FMPhotoSport Formula1 News

“Desert Yields High-Water Mark for Haas F1 Team”

Second-Year Team Looks to Emulate First-Season Finish at Bahrain Grand Prix

 

 
KANNAPOLIS, North Carolina (April 10, 2017) – After securing its best starting spot in its still young history with a sixth-place qualifying effort March 25 in the season-opening Australian Grand Prix, Haas F1 Team comes into the third race of the 2017 FIA Formula One World Championship at the Bahrain International Circuit in Sakhir looking to emulate its best finish.

In last year’s Bahrain Grand Prix, Haas F1 Team driver Romain Grosjean finished an impressive fifth, effectively one-upping his debut with the American team two weeks prior when he finished sixth in Australia. Not since Shadow Racing – another American team – debuted in 1973 with consecutive points-scoring finishes by Californian George Follmer had an organization earned two top-six results in its first two races.

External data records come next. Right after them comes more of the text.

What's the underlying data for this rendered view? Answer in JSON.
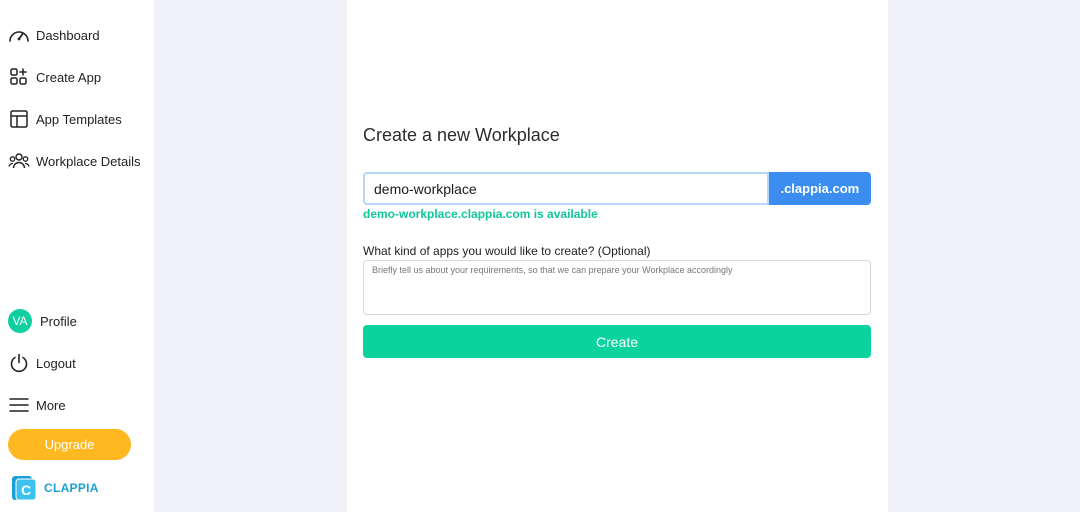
{
  "sidebar": {
    "items": [
      {
        "label": "Dashboard",
        "icon": "speedometer-icon"
      },
      {
        "label": "Create App",
        "icon": "grid-plus-icon"
      },
      {
        "label": "App Templates",
        "icon": "layout-template-icon"
      },
      {
        "label": "Workplace Details",
        "icon": "users-group-icon"
      }
    ],
    "bottom": {
      "profile": {
        "label": "Profile",
        "initials": "VA"
      },
      "logout": {
        "label": "Logout",
        "icon": "power-icon"
      },
      "more": {
        "label": "More",
        "icon": "hamburger-menu-icon"
      },
      "upgrade_label": "Upgrade"
    },
    "logo_text": "CLAPPIA"
  },
  "main": {
    "title": "Create a new Workplace",
    "domain_input_value": "demo-workplace",
    "domain_suffix": ".clappia.com",
    "availability_text": "demo-workplace.clappia.com is available",
    "question_label": "What kind of apps you would like to create? (Optional)",
    "requirements_placeholder": "Briefly tell us about your requirements, so that we can prepare your Workplace accordingly",
    "create_label": "Create"
  },
  "colors": {
    "accent_green": "#0ad39d",
    "accent_blue": "#3b8ef0",
    "upgrade_orange": "#ffb820",
    "available_text": "#11c79a",
    "background": "#f1f2f8"
  }
}
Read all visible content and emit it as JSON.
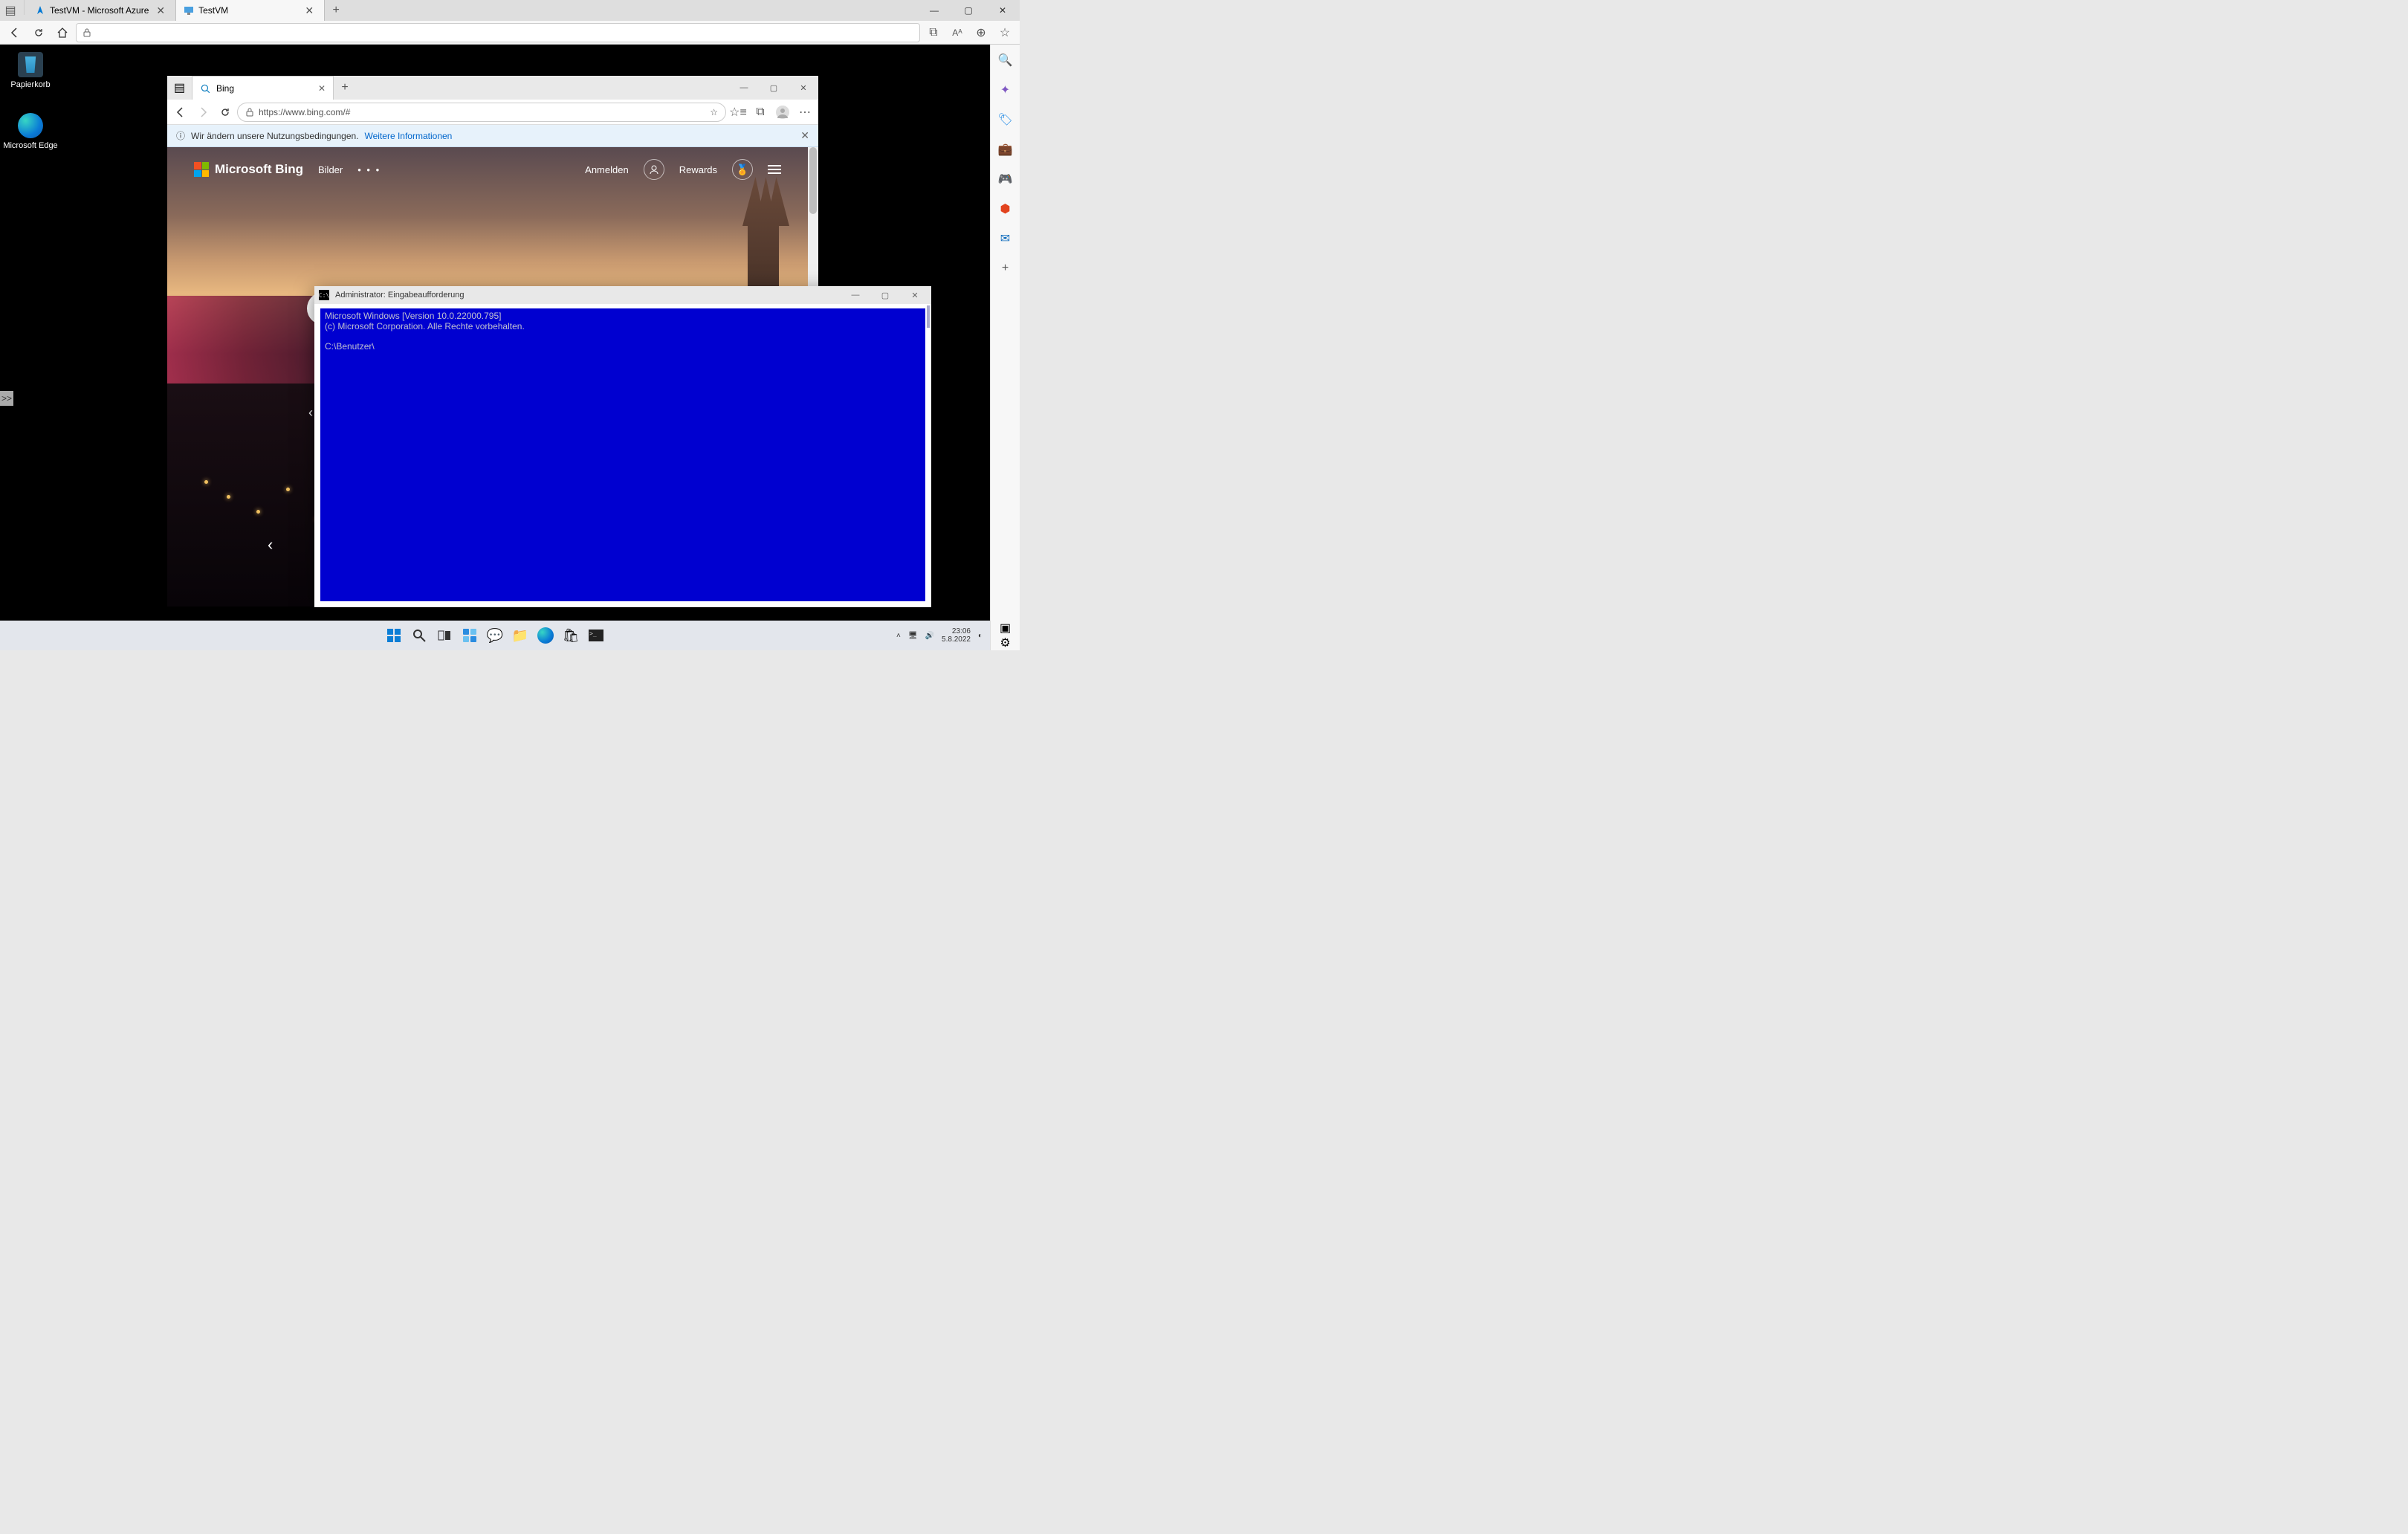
{
  "outer_browser": {
    "tabs": [
      {
        "title": "TestVM  - Microsoft Azure",
        "favicon": "azure"
      },
      {
        "title": "TestVM",
        "favicon": "vm"
      }
    ],
    "newtab": "+",
    "window_controls": {
      "min": "—",
      "max": "▢",
      "close": "✕"
    },
    "toolbar": {
      "back": "←",
      "forward": "→",
      "refresh": "⟳",
      "home": "⌂",
      "addr_lock": "🔒",
      "addr": "",
      "collections": "⧉",
      "read_aloud": "Aᴬ",
      "zoom": "⊕",
      "favorites": "☆"
    },
    "side_rail": [
      {
        "name": "search-icon",
        "glyph": "🔍",
        "color": "#0f6cbd"
      },
      {
        "name": "diamond-icon",
        "glyph": "✦",
        "color": "#7e57c2"
      },
      {
        "name": "tag-icon",
        "glyph": "🏷",
        "color": "#1e88e5"
      },
      {
        "name": "shopping-icon",
        "glyph": "💼",
        "color": "#f9a825"
      },
      {
        "name": "games-icon",
        "glyph": "🎮",
        "color": "#1e88e5"
      },
      {
        "name": "office-icon",
        "glyph": "⬢",
        "color": "#e2431e"
      },
      {
        "name": "outlook-icon",
        "glyph": "✉",
        "color": "#0f6cbd"
      },
      {
        "name": "add-icon",
        "glyph": "+",
        "color": "#555"
      }
    ],
    "side_corner": {
      "panel": "▣",
      "settings": "⚙"
    }
  },
  "desktop_icons": [
    {
      "name": "recycle-bin",
      "label": "Papierkorb"
    },
    {
      "name": "edge",
      "label": "Microsoft Edge"
    }
  ],
  "expander": ">>",
  "inner_edge": {
    "tab_title": "Bing",
    "newtab": "+",
    "window_controls": {
      "min": "—",
      "max": "▢",
      "close": "✕"
    },
    "toolbar": {
      "back": "←",
      "forward": "→",
      "refresh": "↻",
      "lock": "🔒",
      "url": "https://www.bing.com/#",
      "fav": "☆",
      "favs": "☆≡",
      "collections": "⧉",
      "profile": "◯",
      "menu": "⋯"
    },
    "infobar": {
      "icon": "ⓘ",
      "text": "Wir ändern unsere Nutzungsbedingungen.",
      "link": "Weitere Informationen",
      "close": "✕"
    }
  },
  "bing": {
    "logo_text": "Microsoft Bing",
    "nav_images": "Bilder",
    "nav_more": "• • •",
    "signin": "Anmelden",
    "rewards": "Rewards",
    "search_placeholder": "",
    "mic": "🎤",
    "lens": "[◉]",
    "search": "🔍"
  },
  "cmd": {
    "title": "Administrator: Eingabeaufforderung",
    "lines": [
      "Microsoft Windows [Version 10.0.22000.795]",
      "(c) Microsoft Corporation. Alle Rechte vorbehalten.",
      "",
      "C:\\Benutzer\\"
    ],
    "window_controls": {
      "min": "—",
      "max": "▢",
      "close": "✕"
    }
  },
  "taskbar": {
    "center": [
      {
        "name": "start-icon",
        "glyph": "⊞",
        "color": "#0a5bd6"
      },
      {
        "name": "search-icon",
        "glyph": "🔍",
        "color": "#333"
      },
      {
        "name": "taskview-icon",
        "glyph": "▥",
        "color": "#333"
      },
      {
        "name": "widgets-icon",
        "glyph": "◫",
        "color": "#0a7ed6"
      },
      {
        "name": "chat-icon",
        "glyph": "💬",
        "color": "#6264a7"
      },
      {
        "name": "explorer-icon",
        "glyph": "📁",
        "color": "#f0b030"
      },
      {
        "name": "edge-icon",
        "glyph": "●",
        "color": "#0a9bd6"
      },
      {
        "name": "store-icon",
        "glyph": "🛍",
        "color": "#333"
      },
      {
        "name": "terminal-icon",
        "glyph": "▪",
        "color": "#000"
      }
    ],
    "tray": {
      "chevron": "˄",
      "net": "🖥",
      "vol": "🔊",
      "time": "23:06",
      "date": "5.8.2022",
      "focus": "◐"
    }
  }
}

The back-to-back point-scoring efforts raised eyebrows in the paddock and staked Haas F1 Team as a legitimate Formula One outfit. But in a sport that moves at lightning pace, one’s efforts in the last race, let alone last season, quickly fade. Two races into its sophomore season and with all of 23 races under its belt, that fifth-place finish in the desert remains Haas F1 Team’s high-water mark.

Now the globe-trotting series returns to Bahrain fresh off the Chinese Grand Prix in Shanghai.

After enduring a double DNF (Did Not Finish) in Australia, Haas F1 Team bounced back with a points-paying finish in China. New-for-2017 driver Kevin Magnussen led the way with a strong eighth-place result and Grosjean delivered a spirited, 11th-place performance after starting 19th. The four points earned by Magnussen placed Haas F1 Team seventh in the constructor standings, four points behind sixth-place Williams and four points ahead of an eighth-place tie among Renault, Sauber and McLaren.

Is another points-scoring campaign in the offing, just as it was last year at Bahrain? Haas F1 Team certainly thinks so as its drivers have performed well at the 5.412-kilometer (3.363-mile), 15-turn track.

Grosjean has scored points in four of his five career Formula One starts at Bahrain. His best finish is third, earned twice in back-to-back seasons in 2012 and 2013, and that third-place run in 2012 marked Grosjean’s first career podium. Grosjean finished seventh in 2015 and, of course, fifth last year.

Magnussen has two Formula One starts at Bahrain – one in 2014 with McLaren and the other in 2016 with Renault, where he finished just outside the points in 11th.

But beyond each driver’s finishes at Bahrain is their collective ability to gain positions, regardless of their starting spots. In each of Grosjean’s podium performances, he came from starting spots of seventh and 11th, respectively. In fact, in every Formula One race he’s run at Bahrain, Grosjean has been able to overtake and advance, picking up 23 positions in all. Magnussen has proven he can also dispatch his competition at Bahrain, as he drove from 22nd to 11th in last year’s race.

The ability to overtake stems in part from Bahrain’s generous run-off areas, allowing drivers to push hard without the consequence of running into an unforgiving wall. Substantial track width also provides drivers options when it comes to attacking, as there is plenty of asphalt to tread on while pursuing one’s prey.

But every track has limits, regardless of how much pavement is available, and in 2017 those limits can be found abruptly.

Significantly wider tires from Pirelli, by 60 millimeters (2.4 inches) in the front and 80 millimeters (3.1 inches) in the rear, have brought change to a car’s handling. The 25-percent increase from 2016 to bring the front tires to 305 millimeters (12 inches) and the rear tires to 405 millimeters (15.9 inches) means that finding the balance between running the fastest line possible through a corner without spinning off course rests on a knife’s edge. The amount a car can naturally slide is very limited. The loss of grip is sudden, making the car difficult to catch.

“They (the tires) are done to function in a certain way of sliding, and soon as you go out of that you lose all the downforce,” Grosjean said. “As the downforce is massively high, then the drop is massively bigger – when it is gone, it is gone.”

Add in the fact the Bahrain International Circuit is in the middle of the desert. Sand can pose a problem – to the level of grip on the racetrack and to the performance of the car, with the engine’s air filters checked thoroughly and often.

It’s a gritty environment that often showcases a driver’s and team’s grit, as evidenced by Haas F1 Team and its drivers. With Formula One headed back to Bahrain, Grosjean and Magnussen are bullish on the opportunities that can be secured in Sakhir.

 

Rispondi